As I walked the dog this morning, I noticed a number of my neighbors had American flags up. I suspect that in most cases showing the flag was an election day signal that they firmly believed in putting “Country First,” John McCain’s campaign slogan–this corner of Northern Westchester is surprisingly red for being so close to New York City. But I came home from my walk determined to take down the blackand orange Jack O’Lantern flag and put up the old red, white, and blue today for my post-election reasons. It’s impossible–regardless of your political views–not to be moved by what happened yesterday and by the reaction of the world.
“If there is anyone out there who still doubts that America is a place where all things are possible, who still wonders if the dream of our founders is alive in our time, who still questions the power of democracy, tonight is your answer,” said Obama in his victory speech in Grant Park in Chicago. “It’s been a long time coming…but tonight…change has come to America.”

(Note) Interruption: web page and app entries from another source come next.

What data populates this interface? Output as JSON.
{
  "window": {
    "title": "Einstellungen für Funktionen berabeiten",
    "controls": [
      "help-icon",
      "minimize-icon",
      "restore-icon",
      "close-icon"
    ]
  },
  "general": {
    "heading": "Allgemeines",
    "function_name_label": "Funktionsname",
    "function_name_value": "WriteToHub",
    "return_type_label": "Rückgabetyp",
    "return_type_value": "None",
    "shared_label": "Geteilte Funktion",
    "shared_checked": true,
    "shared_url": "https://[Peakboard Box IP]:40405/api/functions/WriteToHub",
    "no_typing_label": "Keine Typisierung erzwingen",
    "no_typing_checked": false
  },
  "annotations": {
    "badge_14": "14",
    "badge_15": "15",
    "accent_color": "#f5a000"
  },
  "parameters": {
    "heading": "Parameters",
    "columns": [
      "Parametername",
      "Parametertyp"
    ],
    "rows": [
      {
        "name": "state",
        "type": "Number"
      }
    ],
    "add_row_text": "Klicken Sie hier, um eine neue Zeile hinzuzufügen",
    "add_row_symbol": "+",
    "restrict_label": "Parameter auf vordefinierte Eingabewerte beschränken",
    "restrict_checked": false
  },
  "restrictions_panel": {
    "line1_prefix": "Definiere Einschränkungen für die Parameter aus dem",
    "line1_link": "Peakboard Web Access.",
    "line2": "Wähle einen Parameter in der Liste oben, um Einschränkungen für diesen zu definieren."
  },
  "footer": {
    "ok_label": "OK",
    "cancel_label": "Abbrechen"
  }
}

The media chronicles reaction around the world. From a distance, it looks as if we have changed course, as if we have returned to a narrative of opportunity and possibility after a long desolate stretch when it looked to many as if this country’s sense of its own specialness–of special destiny and mission–had made us blind. From a distance, we have become a country that talks about freedom and justice (Parabola’s latest issue is “Justice”) at home while practicing imperialism, greed, even torture abroad. Now, at least for today, there hope that a movement in another direction has begun.
This is what is so interesting and captivating for a spiritual type like me. In the midst of all the admittedly ephemeral coverage of the meaning of this historical election, there statements about what has marked the president elect as special that are food for thought. The editorial page of The New York Times writes of Obama’s “focus and quiet certainty”…allowing him to sweep away presumptions, to stay calm and alert while his opponents lost their balance, giving in to greed or anger and fear. Reporters around the world create a composite picture of a hope that Obama is truly an everyman, a global one among many, a man who can rise above divisions–and be both extraordinary and humble.

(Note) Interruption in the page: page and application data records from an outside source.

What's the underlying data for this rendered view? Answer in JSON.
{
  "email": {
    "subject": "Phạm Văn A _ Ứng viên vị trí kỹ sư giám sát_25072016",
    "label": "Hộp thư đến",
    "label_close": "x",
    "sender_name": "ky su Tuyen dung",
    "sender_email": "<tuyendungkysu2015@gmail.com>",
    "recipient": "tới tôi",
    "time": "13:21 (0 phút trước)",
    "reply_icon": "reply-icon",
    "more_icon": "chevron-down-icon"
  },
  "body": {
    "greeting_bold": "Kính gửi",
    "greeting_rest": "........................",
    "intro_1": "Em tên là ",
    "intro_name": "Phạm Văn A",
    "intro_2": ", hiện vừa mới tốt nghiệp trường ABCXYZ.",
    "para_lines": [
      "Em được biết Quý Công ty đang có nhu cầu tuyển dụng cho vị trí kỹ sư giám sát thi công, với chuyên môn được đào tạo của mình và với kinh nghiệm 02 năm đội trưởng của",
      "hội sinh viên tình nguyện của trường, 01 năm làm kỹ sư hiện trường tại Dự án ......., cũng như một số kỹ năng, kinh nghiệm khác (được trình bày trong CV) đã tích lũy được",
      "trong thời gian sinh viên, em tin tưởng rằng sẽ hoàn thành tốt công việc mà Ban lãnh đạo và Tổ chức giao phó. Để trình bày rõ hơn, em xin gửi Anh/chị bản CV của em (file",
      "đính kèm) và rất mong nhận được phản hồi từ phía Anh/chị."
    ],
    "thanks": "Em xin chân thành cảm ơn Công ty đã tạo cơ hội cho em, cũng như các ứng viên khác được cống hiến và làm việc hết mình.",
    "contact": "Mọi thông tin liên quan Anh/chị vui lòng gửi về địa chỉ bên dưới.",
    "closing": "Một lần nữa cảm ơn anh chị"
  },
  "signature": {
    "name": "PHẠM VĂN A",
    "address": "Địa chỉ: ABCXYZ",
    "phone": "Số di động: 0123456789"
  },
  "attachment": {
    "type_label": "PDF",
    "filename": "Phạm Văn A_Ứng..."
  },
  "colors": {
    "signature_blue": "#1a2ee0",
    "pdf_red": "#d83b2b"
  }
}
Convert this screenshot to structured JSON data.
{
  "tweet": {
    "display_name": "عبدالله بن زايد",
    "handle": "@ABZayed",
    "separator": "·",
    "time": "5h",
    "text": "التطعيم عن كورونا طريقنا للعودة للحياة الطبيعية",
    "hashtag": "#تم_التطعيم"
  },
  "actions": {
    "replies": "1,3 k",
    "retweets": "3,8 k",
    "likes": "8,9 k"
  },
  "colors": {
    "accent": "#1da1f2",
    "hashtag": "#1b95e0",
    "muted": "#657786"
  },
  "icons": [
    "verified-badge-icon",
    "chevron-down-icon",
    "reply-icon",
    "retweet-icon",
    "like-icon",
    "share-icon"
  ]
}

As President elect Obama said in his victory speech, we are at the foot of a mountain. We face huge problems, and we will see how it goes. But for just today along with people all over the world, I feel like something momentous and extraordinary has happened. The media juxtaposed Dr. Martin Luther King Jr. giving his famous “I have a Dream” speech–predicting that the day would come when a man would be judged by the contents of his charcter rather than the color of his skin.” That day has come, and bearing witness to those qualities I feel like a treasure that has been a long time buried has been uncovered at last, that qualities that really mark a man or woman special have been tested and they have prevailed.
2 thoughts on “True Colors Shining Through”
We will see.
I was born in the year that Lyndon Baines Johnson signed the Voting Right Acts. And forty-three years later, Barack Obama has been elected President. But for me, in these historic days, I remember a housewife from Detroit, a housewife who was murdered after marching from Selma to Montgomery, a housewife who believed in equality and justice.
She was not a famous woman or a powerful one. She was just a humble woman who believed in the simple truth that “all men are created equal: that they are endowed by their Creator with certain unalienable rights.” Yes, I think of Viola Liuzzo. I think of the power of the humble to confront and eventually, overcome injustice.
Of course, Barack Obama is the man who walked the final mile to the White House but before the walk even began, the quiet courage of the Viola Liuzzos, the Michael Schwerners, and the James Merediths made that walk possible. So, when I feel humbled by this great change, I remember that it is the victory of the humble to make change and that I, too, can be a part of that change.
As I witness one wall of injustice come tumbling down, I remember that other walls are still standing. As Viola Liuzzo said, “too many people just stand around talking.” So, I am quiet for a moment and I see the walls that imprison the innocent or the walls that prevent all children from receiving a quality education or the walls of poverty, hunger, and disease. And if I am to be moved, I must be moved in the right direction.